Your assignment
A single figure is the whole answer: the number of lines in the entries that contain "background".

Data about app and page elements:

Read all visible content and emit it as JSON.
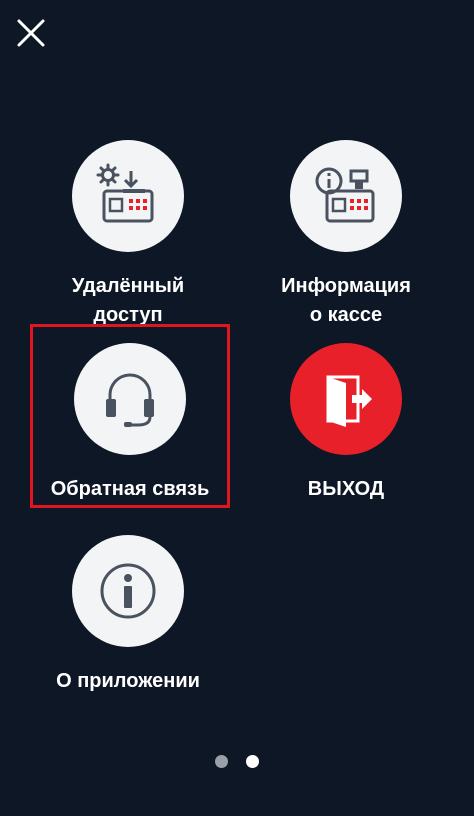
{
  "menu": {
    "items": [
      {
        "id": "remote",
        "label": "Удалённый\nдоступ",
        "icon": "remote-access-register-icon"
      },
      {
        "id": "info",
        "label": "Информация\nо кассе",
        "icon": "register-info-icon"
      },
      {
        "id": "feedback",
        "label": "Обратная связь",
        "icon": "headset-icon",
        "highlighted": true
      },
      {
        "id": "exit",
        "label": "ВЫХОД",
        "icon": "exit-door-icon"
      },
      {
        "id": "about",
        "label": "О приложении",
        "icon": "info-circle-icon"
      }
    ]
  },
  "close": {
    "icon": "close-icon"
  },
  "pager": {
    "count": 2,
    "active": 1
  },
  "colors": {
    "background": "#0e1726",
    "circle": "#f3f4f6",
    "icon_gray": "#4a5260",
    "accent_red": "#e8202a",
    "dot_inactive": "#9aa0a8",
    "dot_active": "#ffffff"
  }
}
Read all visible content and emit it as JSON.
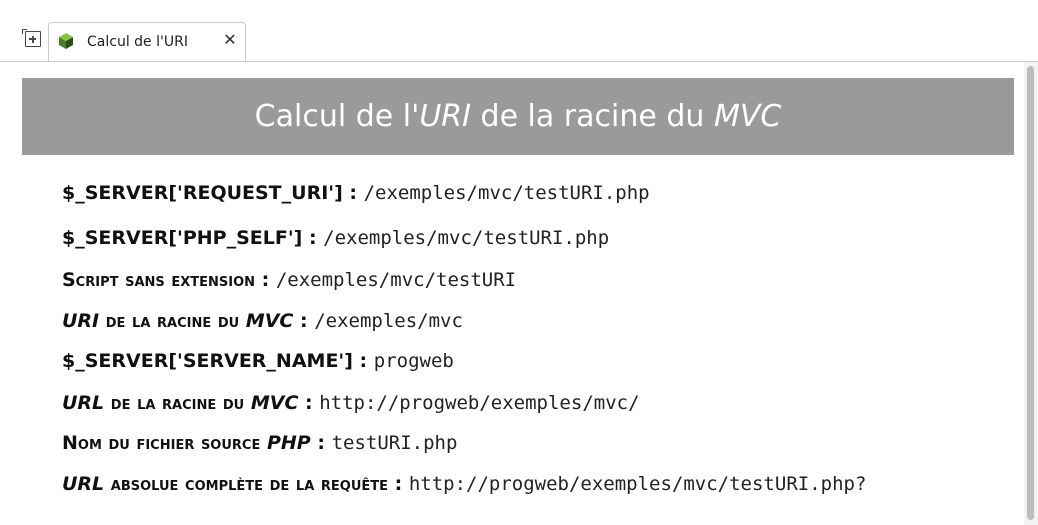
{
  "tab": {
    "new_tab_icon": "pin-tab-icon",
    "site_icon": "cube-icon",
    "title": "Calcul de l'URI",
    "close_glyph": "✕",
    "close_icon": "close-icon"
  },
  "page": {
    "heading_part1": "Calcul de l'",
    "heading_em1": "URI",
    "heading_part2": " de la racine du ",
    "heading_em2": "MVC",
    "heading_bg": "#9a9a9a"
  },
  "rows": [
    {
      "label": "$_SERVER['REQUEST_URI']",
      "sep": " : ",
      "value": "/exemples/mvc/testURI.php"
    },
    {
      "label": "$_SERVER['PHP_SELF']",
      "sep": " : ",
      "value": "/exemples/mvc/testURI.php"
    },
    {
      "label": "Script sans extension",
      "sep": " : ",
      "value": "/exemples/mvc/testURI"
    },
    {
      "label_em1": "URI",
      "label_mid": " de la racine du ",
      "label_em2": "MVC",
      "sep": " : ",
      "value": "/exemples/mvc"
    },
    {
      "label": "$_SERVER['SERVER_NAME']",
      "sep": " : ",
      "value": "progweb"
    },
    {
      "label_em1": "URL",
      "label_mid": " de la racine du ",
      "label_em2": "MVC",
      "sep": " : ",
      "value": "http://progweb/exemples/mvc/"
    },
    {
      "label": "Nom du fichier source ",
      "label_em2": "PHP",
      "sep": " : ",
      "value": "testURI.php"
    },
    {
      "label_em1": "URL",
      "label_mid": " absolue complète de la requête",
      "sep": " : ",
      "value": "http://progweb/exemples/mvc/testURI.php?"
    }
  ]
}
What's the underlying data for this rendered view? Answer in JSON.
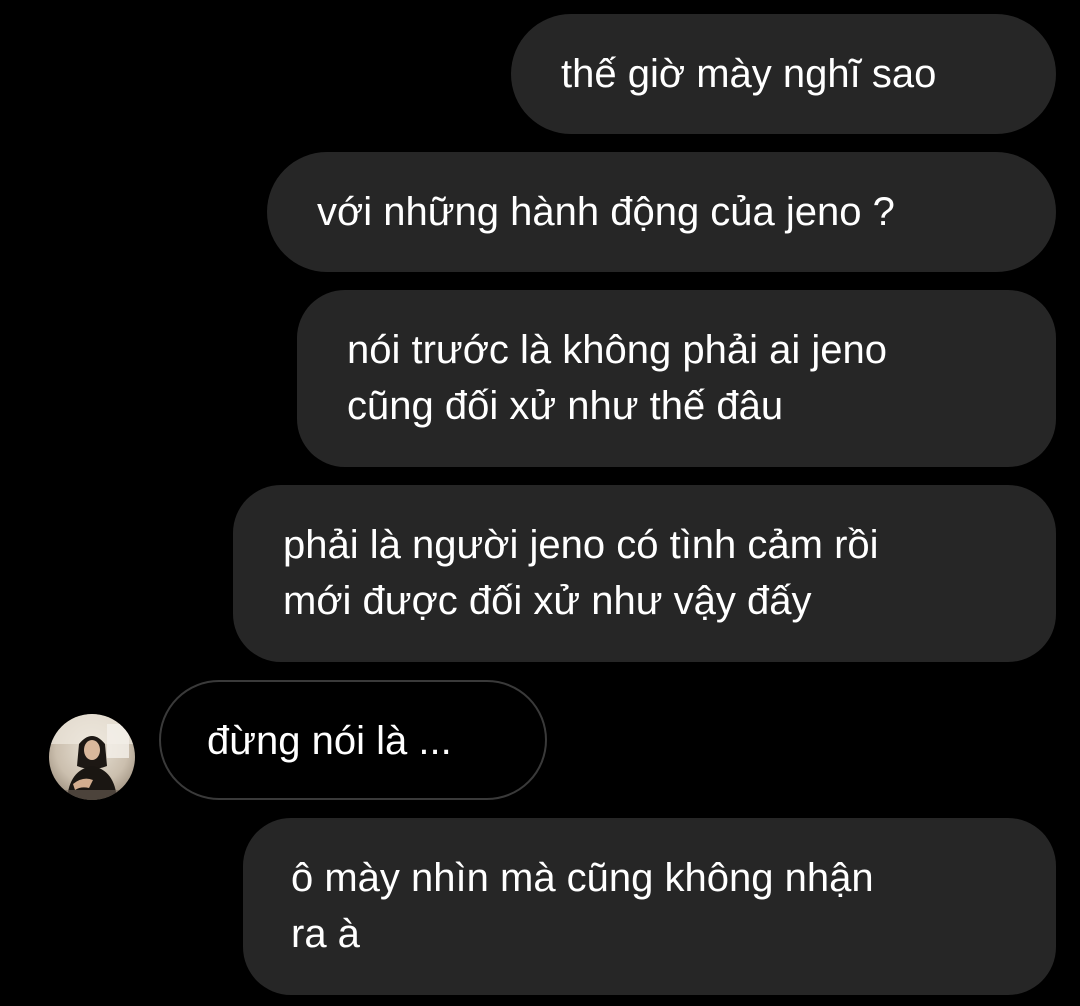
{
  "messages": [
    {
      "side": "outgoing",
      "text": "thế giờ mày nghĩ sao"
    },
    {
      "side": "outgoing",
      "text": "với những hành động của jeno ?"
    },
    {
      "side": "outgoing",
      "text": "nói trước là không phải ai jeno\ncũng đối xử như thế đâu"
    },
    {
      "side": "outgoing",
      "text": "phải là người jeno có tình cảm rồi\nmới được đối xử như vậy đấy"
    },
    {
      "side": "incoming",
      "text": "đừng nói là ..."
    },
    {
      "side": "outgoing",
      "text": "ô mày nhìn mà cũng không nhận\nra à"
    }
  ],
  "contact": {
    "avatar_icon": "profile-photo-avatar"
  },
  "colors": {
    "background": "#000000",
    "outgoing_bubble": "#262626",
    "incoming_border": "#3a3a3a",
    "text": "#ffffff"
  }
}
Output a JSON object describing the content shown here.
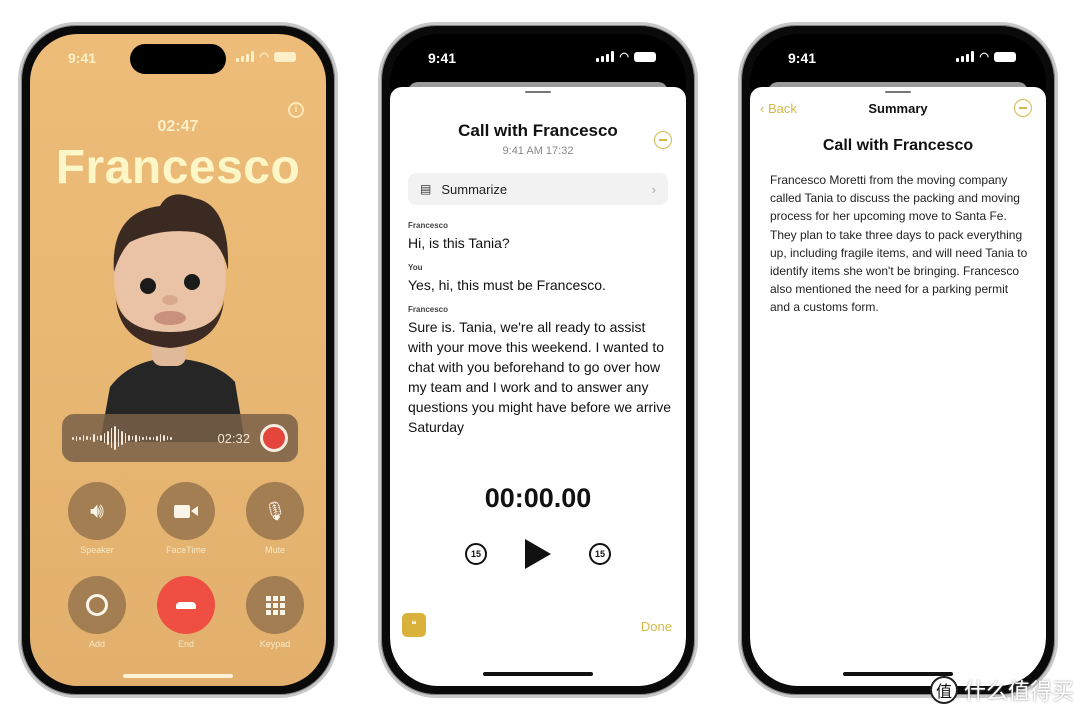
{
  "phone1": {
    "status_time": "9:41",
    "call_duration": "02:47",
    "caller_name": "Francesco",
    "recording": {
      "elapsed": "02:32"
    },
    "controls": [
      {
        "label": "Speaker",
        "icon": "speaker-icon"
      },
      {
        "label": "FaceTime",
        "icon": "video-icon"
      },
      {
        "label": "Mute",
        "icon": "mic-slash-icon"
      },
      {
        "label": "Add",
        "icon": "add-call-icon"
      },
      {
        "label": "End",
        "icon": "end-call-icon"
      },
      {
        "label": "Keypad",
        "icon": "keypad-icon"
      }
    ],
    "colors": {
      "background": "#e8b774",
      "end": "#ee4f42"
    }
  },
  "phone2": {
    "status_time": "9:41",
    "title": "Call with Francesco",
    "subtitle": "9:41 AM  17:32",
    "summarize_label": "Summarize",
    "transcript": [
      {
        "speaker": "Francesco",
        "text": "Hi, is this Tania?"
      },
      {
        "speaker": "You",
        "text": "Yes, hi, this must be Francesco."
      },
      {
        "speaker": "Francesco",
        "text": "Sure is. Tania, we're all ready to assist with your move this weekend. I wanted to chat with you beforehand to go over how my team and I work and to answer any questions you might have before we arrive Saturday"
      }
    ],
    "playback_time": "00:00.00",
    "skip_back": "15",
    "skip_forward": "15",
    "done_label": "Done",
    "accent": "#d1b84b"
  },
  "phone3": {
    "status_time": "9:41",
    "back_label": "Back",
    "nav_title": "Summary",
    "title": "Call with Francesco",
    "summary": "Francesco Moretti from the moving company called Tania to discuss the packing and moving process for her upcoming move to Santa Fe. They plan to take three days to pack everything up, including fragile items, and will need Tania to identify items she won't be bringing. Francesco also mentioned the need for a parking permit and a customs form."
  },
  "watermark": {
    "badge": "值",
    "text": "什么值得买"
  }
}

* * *

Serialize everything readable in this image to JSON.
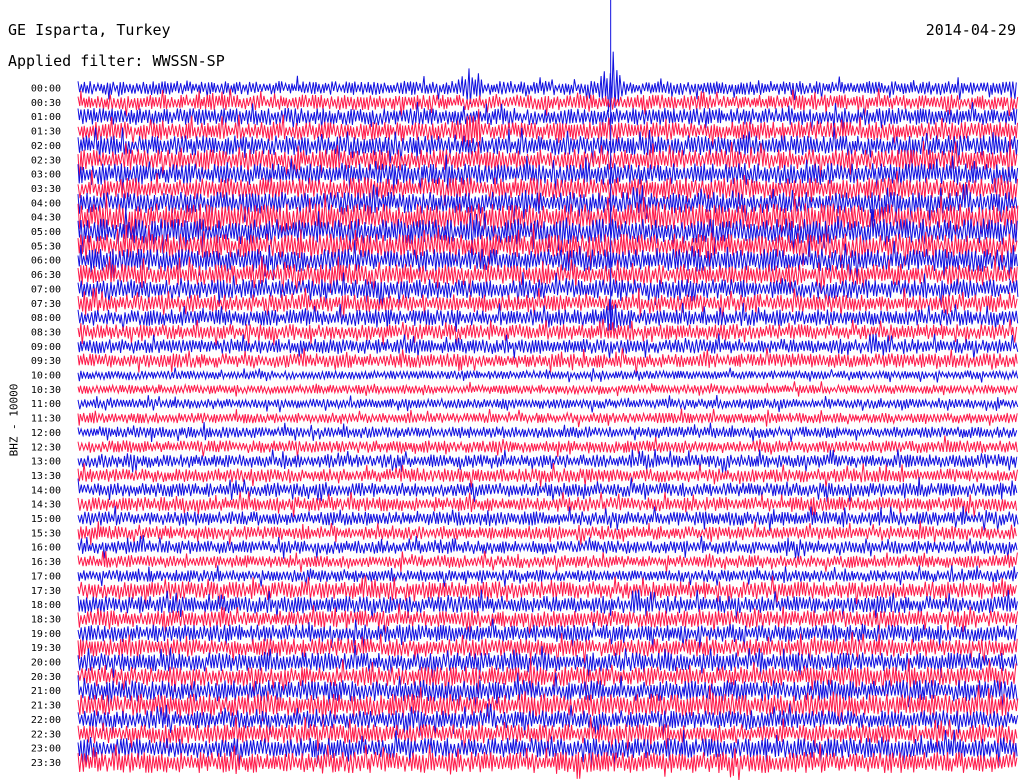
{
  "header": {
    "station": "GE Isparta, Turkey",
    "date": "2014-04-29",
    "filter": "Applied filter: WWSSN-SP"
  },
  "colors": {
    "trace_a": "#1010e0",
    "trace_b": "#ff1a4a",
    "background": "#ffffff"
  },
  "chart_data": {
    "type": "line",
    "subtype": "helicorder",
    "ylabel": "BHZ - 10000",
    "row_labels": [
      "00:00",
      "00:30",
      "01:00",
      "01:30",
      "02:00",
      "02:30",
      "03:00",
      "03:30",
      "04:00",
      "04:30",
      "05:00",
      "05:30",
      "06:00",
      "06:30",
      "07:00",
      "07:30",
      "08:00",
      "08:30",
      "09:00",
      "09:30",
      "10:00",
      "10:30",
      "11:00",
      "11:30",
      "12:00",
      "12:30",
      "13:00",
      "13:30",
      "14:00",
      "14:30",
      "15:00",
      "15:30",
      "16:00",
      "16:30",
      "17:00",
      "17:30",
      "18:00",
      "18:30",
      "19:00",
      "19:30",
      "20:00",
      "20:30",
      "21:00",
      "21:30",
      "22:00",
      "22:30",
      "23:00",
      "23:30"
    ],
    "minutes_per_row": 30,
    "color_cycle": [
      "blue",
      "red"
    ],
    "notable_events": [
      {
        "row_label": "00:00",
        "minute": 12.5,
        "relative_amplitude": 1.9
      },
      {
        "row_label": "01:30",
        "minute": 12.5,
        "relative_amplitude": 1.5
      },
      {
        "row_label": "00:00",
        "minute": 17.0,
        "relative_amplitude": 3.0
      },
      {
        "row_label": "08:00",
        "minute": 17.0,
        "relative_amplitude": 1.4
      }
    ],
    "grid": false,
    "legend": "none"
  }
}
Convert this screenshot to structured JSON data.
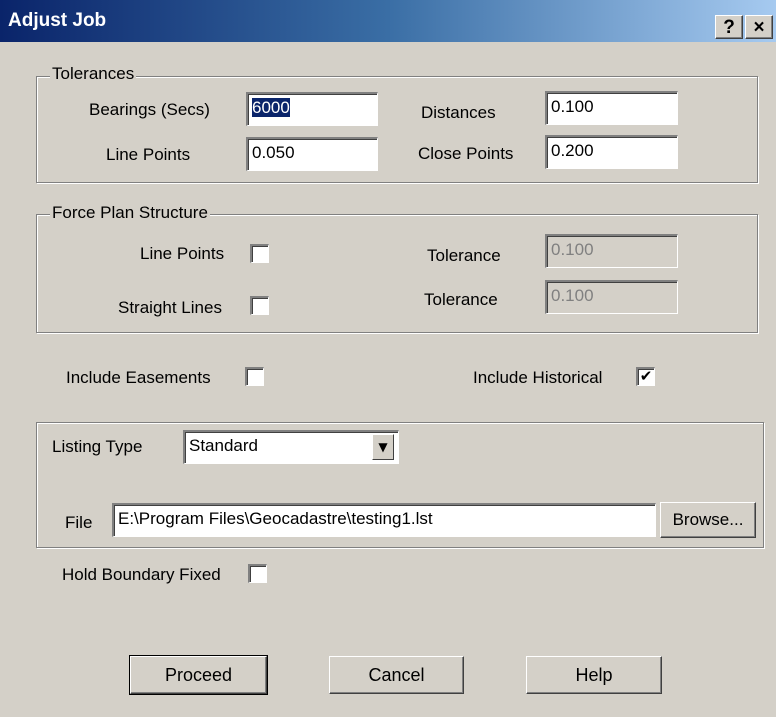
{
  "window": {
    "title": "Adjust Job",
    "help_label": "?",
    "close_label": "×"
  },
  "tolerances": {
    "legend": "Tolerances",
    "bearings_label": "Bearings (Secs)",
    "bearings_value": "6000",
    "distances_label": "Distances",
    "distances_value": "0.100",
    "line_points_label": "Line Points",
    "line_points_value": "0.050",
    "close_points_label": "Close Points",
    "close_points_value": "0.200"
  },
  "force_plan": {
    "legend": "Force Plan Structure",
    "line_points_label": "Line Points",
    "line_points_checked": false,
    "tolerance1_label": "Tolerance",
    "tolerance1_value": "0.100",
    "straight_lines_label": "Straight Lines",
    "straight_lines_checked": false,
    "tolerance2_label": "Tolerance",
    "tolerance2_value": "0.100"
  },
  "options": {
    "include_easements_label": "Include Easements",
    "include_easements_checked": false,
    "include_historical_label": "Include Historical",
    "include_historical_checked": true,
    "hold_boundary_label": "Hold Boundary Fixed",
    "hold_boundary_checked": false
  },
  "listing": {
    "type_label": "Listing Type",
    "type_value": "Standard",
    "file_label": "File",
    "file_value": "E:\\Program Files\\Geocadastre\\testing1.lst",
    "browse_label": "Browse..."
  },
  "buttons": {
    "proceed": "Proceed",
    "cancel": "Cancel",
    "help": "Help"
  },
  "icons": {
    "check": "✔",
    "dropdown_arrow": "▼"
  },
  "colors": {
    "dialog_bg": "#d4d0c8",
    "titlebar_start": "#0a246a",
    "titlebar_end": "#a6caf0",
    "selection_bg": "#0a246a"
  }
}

Your solution
4